◆ TASK ITEM: A word-for-word restatement of the listing is the only acceptable answer.

─── DATASET EXCERPTS ───

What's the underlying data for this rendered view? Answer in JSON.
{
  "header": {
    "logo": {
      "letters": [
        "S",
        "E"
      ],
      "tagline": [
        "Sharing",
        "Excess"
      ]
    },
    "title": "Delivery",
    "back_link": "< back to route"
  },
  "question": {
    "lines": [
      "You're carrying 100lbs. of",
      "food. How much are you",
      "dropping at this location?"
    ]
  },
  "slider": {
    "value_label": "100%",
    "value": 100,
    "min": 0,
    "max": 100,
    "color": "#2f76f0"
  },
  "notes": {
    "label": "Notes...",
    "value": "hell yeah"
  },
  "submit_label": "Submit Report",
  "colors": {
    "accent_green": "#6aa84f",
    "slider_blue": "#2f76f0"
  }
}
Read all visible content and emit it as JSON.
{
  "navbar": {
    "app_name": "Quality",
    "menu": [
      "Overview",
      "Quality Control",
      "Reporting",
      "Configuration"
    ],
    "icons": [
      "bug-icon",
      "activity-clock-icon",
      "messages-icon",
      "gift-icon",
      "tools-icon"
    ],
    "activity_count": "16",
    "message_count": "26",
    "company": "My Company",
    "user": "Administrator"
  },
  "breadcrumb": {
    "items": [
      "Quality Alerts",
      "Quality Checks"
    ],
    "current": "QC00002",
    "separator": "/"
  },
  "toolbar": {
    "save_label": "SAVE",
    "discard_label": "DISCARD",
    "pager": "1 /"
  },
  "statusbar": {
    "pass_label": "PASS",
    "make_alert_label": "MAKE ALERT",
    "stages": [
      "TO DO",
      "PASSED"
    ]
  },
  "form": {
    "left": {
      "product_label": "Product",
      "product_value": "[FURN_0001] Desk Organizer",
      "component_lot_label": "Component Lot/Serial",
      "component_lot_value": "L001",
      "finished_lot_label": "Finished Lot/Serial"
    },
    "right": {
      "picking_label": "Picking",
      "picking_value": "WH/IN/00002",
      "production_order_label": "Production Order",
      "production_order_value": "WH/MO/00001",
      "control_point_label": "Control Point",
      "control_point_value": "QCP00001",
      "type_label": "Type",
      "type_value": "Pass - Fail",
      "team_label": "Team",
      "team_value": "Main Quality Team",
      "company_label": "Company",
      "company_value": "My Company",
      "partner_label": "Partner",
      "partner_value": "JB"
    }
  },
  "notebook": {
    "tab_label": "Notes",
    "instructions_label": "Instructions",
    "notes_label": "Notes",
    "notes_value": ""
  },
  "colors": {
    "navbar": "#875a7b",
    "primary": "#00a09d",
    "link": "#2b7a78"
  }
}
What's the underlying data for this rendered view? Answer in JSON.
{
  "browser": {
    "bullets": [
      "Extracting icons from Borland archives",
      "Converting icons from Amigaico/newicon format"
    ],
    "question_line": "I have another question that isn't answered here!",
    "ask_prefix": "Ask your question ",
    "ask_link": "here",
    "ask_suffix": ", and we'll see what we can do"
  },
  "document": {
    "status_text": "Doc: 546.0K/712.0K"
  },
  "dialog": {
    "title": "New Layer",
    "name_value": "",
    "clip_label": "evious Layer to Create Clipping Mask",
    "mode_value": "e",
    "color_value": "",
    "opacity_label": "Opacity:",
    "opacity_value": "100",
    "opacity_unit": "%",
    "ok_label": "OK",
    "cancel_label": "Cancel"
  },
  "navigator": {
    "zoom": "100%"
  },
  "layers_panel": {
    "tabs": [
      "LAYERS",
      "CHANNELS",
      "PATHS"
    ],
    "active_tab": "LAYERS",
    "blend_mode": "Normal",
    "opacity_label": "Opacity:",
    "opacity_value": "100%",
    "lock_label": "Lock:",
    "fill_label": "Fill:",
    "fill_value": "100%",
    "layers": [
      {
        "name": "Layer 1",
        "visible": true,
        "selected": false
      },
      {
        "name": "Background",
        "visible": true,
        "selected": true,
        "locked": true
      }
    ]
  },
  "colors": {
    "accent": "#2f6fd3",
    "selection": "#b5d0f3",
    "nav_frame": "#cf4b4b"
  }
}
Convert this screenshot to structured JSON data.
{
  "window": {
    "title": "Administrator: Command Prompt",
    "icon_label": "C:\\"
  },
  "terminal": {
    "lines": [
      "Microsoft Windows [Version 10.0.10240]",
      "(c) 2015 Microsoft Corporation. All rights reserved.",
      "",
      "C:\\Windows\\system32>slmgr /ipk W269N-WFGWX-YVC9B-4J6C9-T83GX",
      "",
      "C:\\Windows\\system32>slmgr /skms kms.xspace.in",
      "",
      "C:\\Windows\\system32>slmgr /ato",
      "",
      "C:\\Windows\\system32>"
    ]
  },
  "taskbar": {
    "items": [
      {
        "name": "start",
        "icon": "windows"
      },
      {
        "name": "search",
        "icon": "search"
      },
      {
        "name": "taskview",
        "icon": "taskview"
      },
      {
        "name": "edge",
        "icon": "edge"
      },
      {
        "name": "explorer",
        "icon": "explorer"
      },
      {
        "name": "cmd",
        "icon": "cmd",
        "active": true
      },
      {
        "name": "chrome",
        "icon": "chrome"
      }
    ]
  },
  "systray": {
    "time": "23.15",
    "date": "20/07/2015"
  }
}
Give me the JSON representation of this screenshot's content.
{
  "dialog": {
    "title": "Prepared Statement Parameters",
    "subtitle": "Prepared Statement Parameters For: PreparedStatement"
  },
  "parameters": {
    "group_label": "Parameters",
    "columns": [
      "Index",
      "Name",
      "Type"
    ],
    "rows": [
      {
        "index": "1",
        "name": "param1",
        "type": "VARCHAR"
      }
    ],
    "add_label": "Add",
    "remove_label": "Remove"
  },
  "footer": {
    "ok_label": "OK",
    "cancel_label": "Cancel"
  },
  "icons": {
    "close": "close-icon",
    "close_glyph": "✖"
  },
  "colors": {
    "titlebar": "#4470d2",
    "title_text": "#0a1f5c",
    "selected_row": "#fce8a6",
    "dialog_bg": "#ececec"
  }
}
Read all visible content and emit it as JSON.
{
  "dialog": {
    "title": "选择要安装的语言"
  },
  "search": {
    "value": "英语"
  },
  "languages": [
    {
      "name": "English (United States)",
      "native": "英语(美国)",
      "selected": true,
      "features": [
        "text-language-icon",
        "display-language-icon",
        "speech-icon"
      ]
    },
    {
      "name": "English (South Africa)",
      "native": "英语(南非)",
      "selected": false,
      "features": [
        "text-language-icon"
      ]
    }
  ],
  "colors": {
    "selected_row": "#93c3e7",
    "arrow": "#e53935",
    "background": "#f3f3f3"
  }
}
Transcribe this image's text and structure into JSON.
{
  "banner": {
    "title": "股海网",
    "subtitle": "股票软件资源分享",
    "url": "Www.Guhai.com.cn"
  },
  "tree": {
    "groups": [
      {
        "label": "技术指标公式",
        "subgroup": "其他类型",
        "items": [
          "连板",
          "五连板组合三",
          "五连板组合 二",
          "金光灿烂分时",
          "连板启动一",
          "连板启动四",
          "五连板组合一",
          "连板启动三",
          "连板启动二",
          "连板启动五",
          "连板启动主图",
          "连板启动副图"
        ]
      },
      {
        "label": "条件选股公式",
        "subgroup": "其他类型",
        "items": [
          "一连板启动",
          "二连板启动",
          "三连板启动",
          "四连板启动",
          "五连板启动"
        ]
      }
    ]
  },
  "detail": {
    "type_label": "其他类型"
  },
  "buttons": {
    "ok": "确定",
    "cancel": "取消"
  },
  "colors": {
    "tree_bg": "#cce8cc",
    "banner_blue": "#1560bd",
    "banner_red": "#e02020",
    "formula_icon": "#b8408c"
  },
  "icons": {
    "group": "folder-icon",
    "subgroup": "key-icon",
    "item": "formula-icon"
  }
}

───

◆ TASK RESPONSE:
What's the underlying data for this rendered view? Answer in JSON.
{
  "header": {
    "logo": {
      "letters": [
        "S",
        "E"
      ],
      "tagline": [
        "Sharing",
        "Excess"
      ]
    },
    "title": "Delivery",
    "back_link": "< back to route"
  },
  "question": {
    "lines": [
      "You're carrying 100lbs. of",
      "food. How much are you",
      "dropping at this location?"
    ]
  },
  "slider": {
    "value_label": "100%",
    "value": 100,
    "min": 0,
    "max": 100,
    "color": "#2f76f0"
  },
  "notes": {
    "label": "Notes...",
    "value": "hell yeah"
  },
  "submit_label": "Submit Report",
  "colors": {
    "accent_green": "#6aa84f",
    "slider_blue": "#2f76f0"
  }
}
Read all visible content and emit it as JSON.
{
  "navbar": {
    "app_name": "Quality",
    "menu": [
      "Overview",
      "Quality Control",
      "Reporting",
      "Configuration"
    ],
    "icons": [
      "bug-icon",
      "activity-clock-icon",
      "messages-icon",
      "gift-icon",
      "tools-icon"
    ],
    "activity_count": "16",
    "message_count": "26",
    "company": "My Company",
    "user": "Administrator"
  },
  "breadcrumb": {
    "items": [
      "Quality Alerts",
      "Quality Checks"
    ],
    "current": "QC00002",
    "separator": "/"
  },
  "toolbar": {
    "save_label": "SAVE",
    "discard_label": "DISCARD",
    "pager": "1 /"
  },
  "statusbar": {
    "pass_label": "PASS",
    "make_alert_label": "MAKE ALERT",
    "stages": [
      "TO DO",
      "PASSED"
    ]
  },
  "form": {
    "left": {
      "product_label": "Product",
      "product_value": "[FURN_0001] Desk Organizer",
      "component_lot_label": "Component Lot/Serial",
      "component_lot_value": "L001",
      "finished_lot_label": "Finished Lot/Serial"
    },
    "right": {
      "picking_label": "Picking",
      "picking_value": "WH/IN/00002",
      "production_order_label": "Production Order",
      "production_order_value": "WH/MO/00001",
      "control_point_label": "Control Point",
      "control_point_value": "QCP00001",
      "type_label": "Type",
      "type_value": "Pass - Fail",
      "team_label": "Team",
      "team_value": "Main Quality Team",
      "company_label": "Company",
      "company_value": "My Company",
      "partner_label": "Partner",
      "partner_value": "JB"
    }
  },
  "notebook": {
    "tab_label": "Notes",
    "instructions_label": "Instructions",
    "notes_label": "Notes",
    "notes_value": ""
  },
  "colors": {
    "navbar": "#875a7b",
    "primary": "#00a09d",
    "link": "#2b7a78"
  }
}
What's the underlying data for this rendered view? Answer in JSON.
{
  "browser": {
    "bullets": [
      "Extracting icons from Borland archives",
      "Converting icons from Amigaico/newicon format"
    ],
    "question_line": "I have another question that isn't answered here!",
    "ask_prefix": "Ask your question ",
    "ask_link": "here",
    "ask_suffix": ", and we'll see what we can do"
  },
  "document": {
    "status_text": "Doc: 546.0K/712.0K"
  },
  "dialog": {
    "title": "New Layer",
    "name_value": "",
    "clip_label": "evious Layer to Create Clipping Mask",
    "mode_value": "e",
    "color_value": "",
    "opacity_label": "Opacity:",
    "opacity_value": "100",
    "opacity_unit": "%",
    "ok_label": "OK",
    "cancel_label": "Cancel"
  },
  "navigator": {
    "zoom": "100%"
  },
  "layers_panel": {
    "tabs": [
      "LAYERS",
      "CHANNELS",
      "PATHS"
    ],
    "active_tab": "LAYERS",
    "blend_mode": "Normal",
    "opacity_label": "Opacity:",
    "opacity_value": "100%",
    "lock_label": "Lock:",
    "fill_label": "Fill:",
    "fill_value": "100%",
    "layers": [
      {
        "name": "Layer 1",
        "visible": true,
        "selected": false
      },
      {
        "name": "Background",
        "visible": true,
        "selected": true,
        "locked": true
      }
    ]
  },
  "colors": {
    "accent": "#2f6fd3",
    "selection": "#b5d0f3",
    "nav_frame": "#cf4b4b"
  }
}
Convert this screenshot to structured JSON data.
{
  "window": {
    "title": "Administrator: Command Prompt",
    "icon_label": "C:\\"
  },
  "terminal": {
    "lines": [
      "Microsoft Windows [Version 10.0.10240]",
      "(c) 2015 Microsoft Corporation. All rights reserved.",
      "",
      "C:\\Windows\\system32>slmgr /ipk W269N-WFGWX-YVC9B-4J6C9-T83GX",
      "",
      "C:\\Windows\\system32>slmgr /skms kms.xspace.in",
      "",
      "C:\\Windows\\system32>slmgr /ato",
      "",
      "C:\\Windows\\system32>"
    ]
  },
  "taskbar": {
    "items": [
      {
        "name": "start",
        "icon": "windows"
      },
      {
        "name": "search",
        "icon": "search"
      },
      {
        "name": "taskview",
        "icon": "taskview"
      },
      {
        "name": "edge",
        "icon": "edge"
      },
      {
        "name": "explorer",
        "icon": "explorer"
      },
      {
        "name": "cmd",
        "icon": "cmd",
        "active": true
      },
      {
        "name": "chrome",
        "icon": "chrome"
      }
    ]
  },
  "systray": {
    "time": "23.15",
    "date": "20/07/2015"
  }
}
Give me the JSON representation of this screenshot's content.
{
  "dialog": {
    "title": "Prepared Statement Parameters",
    "subtitle": "Prepared Statement Parameters For: PreparedStatement"
  },
  "parameters": {
    "group_label": "Parameters",
    "columns": [
      "Index",
      "Name",
      "Type"
    ],
    "rows": [
      {
        "index": "1",
        "name": "param1",
        "type": "VARCHAR"
      }
    ],
    "add_label": "Add",
    "remove_label": "Remove"
  },
  "footer": {
    "ok_label": "OK",
    "cancel_label": "Cancel"
  },
  "icons": {
    "close": "close-icon",
    "close_glyph": "✖"
  },
  "colors": {
    "titlebar": "#4470d2",
    "title_text": "#0a1f5c",
    "selected_row": "#fce8a6",
    "dialog_bg": "#ececec"
  }
}
Read all visible content and emit it as JSON.
{
  "dialog": {
    "title": "选择要安装的语言"
  },
  "search": {
    "value": "英语"
  },
  "languages": [
    {
      "name": "English (United States)",
      "native": "英语(美国)",
      "selected": true,
      "features": [
        "text-language-icon",
        "display-language-icon",
        "speech-icon"
      ]
    },
    {
      "name": "English (South Africa)",
      "native": "英语(南非)",
      "selected": false,
      "features": [
        "text-language-icon"
      ]
    }
  ],
  "colors": {
    "selected_row": "#93c3e7",
    "arrow": "#e53935",
    "background": "#f3f3f3"
  }
}
Transcribe this image's text and structure into JSON.
{
  "banner": {
    "title": "股海网",
    "subtitle": "股票软件资源分享",
    "url": "Www.Guhai.com.cn"
  },
  "tree": {
    "groups": [
      {
        "label": "技术指标公式",
        "subgroup": "其他类型",
        "items": [
          "连板",
          "五连板组合三",
          "五连板组合 二",
          "金光灿烂分时",
          "连板启动一",
          "连板启动四",
          "五连板组合一",
          "连板启动三",
          "连板启动二",
          "连板启动五",
          "连板启动主图",
          "连板启动副图"
        ]
      },
      {
        "label": "条件选股公式",
        "subgroup": "其他类型",
        "items": [
          "一连板启动",
          "二连板启动",
          "三连板启动",
          "四连板启动",
          "五连板启动"
        ]
      }
    ]
  },
  "detail": {
    "type_label": "其他类型"
  },
  "buttons": {
    "ok": "确定",
    "cancel": "取消"
  },
  "colors": {
    "tree_bg": "#cce8cc",
    "banner_blue": "#1560bd",
    "banner_red": "#e02020",
    "formula_icon": "#b8408c"
  },
  "icons": {
    "group": "folder-icon",
    "subgroup": "key-icon",
    "item": "formula-icon"
  }
}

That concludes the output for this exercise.